THE TASK: Using the material below, copy every line where "this" appears.
══ EXERCISE DATA ══
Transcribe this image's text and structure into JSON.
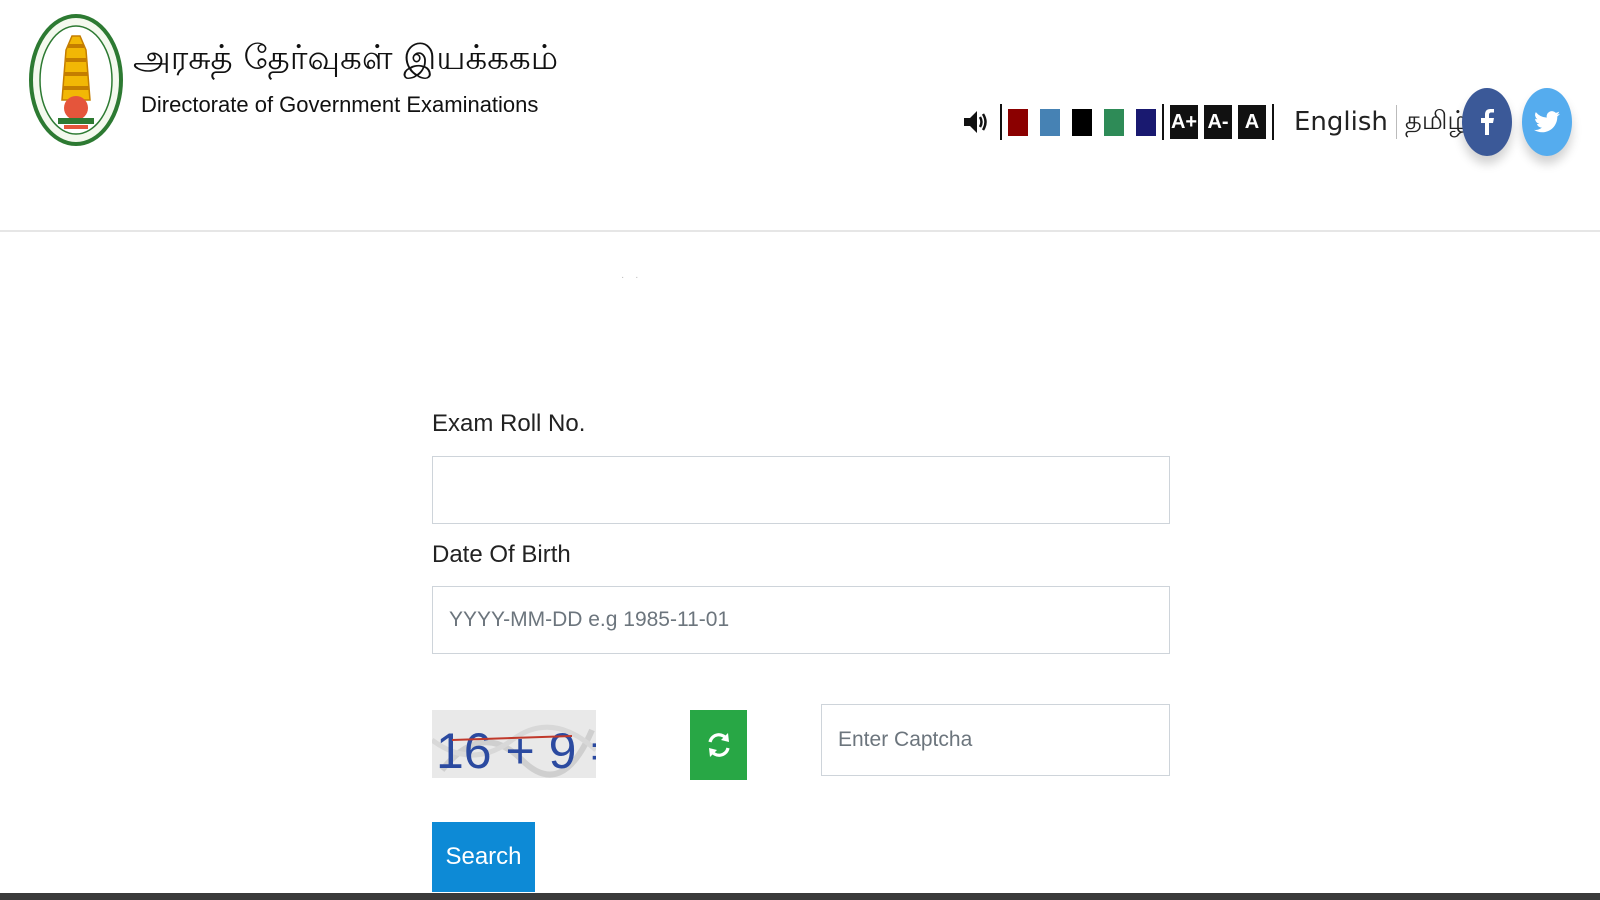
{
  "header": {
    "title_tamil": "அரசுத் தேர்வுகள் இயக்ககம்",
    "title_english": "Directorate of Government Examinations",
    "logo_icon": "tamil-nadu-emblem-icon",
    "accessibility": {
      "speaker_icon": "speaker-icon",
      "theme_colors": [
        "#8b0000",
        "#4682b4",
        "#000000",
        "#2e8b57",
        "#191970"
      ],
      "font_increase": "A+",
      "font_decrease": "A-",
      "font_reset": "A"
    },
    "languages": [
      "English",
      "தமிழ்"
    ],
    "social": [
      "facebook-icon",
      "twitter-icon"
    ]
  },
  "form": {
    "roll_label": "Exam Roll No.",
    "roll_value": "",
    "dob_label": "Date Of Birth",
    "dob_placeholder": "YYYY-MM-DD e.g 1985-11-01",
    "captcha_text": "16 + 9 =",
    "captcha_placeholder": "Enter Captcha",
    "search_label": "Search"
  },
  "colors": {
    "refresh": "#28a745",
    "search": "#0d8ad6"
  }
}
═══
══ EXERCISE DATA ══
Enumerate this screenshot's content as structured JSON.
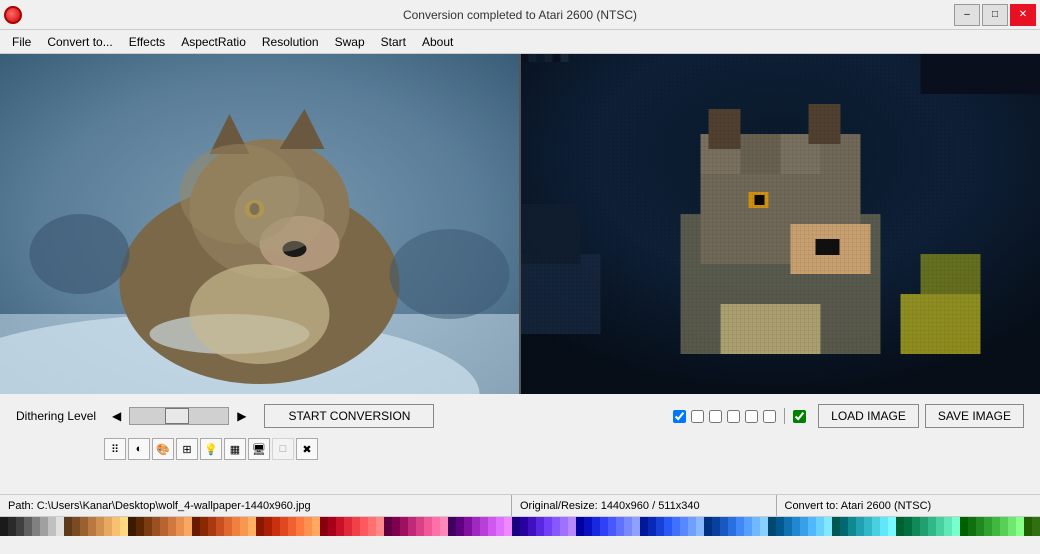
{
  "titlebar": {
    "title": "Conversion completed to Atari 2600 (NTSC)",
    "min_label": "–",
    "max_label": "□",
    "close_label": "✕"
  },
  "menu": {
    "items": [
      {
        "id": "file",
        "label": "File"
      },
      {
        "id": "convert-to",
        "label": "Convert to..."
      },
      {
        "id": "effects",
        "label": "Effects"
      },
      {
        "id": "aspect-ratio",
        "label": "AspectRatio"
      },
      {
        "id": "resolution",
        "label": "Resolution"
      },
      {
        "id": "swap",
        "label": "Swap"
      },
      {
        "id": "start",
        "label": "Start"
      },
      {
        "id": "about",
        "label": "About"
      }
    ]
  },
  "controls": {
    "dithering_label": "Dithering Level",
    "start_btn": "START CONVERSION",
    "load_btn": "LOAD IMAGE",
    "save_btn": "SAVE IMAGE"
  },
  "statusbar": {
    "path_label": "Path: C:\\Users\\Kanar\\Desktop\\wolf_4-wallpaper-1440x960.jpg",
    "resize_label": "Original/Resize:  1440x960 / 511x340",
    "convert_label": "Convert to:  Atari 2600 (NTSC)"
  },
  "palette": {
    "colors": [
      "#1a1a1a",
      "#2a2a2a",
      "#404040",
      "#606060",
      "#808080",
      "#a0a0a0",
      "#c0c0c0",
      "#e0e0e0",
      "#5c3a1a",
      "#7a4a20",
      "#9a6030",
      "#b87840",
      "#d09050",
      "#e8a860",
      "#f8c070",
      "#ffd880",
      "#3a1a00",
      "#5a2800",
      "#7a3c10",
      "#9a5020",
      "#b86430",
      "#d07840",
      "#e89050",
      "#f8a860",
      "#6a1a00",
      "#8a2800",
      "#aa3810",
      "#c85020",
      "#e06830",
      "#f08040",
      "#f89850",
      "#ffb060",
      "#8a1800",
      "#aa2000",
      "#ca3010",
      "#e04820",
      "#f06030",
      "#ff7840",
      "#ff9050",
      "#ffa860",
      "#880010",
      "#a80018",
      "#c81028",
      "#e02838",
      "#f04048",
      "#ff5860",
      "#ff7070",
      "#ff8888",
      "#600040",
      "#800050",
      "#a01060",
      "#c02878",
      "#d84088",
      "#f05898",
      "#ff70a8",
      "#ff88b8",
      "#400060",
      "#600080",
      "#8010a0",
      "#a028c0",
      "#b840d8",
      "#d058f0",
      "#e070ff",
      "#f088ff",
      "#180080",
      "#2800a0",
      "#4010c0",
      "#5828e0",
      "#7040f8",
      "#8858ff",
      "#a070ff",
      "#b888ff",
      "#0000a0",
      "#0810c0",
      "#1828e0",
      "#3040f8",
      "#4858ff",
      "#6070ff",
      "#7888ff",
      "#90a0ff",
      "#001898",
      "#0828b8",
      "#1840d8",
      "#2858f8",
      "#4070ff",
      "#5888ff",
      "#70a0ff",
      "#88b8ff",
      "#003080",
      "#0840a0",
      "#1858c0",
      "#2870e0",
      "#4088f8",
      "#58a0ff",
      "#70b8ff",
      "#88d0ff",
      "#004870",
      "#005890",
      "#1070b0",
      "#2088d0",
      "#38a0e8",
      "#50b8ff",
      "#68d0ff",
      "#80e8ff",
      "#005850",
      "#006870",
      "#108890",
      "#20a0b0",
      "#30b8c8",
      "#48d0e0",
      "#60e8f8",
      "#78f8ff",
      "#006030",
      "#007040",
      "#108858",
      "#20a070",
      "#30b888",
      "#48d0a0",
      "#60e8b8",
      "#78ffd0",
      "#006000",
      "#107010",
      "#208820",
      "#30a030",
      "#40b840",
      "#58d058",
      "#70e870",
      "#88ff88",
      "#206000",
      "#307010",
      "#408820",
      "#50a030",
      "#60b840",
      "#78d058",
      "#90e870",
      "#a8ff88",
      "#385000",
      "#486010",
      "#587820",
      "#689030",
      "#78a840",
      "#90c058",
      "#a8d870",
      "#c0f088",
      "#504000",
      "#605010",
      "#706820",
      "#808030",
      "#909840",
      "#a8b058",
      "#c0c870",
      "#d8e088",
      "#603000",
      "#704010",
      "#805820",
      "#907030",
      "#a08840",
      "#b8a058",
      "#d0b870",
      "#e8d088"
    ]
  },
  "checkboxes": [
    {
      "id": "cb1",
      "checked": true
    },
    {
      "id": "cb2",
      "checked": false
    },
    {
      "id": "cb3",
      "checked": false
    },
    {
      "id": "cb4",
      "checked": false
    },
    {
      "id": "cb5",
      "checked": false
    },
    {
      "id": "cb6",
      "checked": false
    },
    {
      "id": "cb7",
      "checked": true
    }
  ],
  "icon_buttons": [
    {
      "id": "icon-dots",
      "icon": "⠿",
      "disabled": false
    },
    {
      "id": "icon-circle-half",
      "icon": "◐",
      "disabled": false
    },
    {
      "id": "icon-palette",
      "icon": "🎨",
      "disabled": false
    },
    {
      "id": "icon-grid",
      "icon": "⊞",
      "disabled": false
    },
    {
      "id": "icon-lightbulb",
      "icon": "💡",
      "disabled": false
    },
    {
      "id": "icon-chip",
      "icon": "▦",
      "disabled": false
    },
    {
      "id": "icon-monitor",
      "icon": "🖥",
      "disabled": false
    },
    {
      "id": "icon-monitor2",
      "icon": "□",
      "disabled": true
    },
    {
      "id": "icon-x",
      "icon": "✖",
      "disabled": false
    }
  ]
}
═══
RESULT:
Transcribe this image's text and structure into JSON.
Enumerate this screenshot's content as structured JSON.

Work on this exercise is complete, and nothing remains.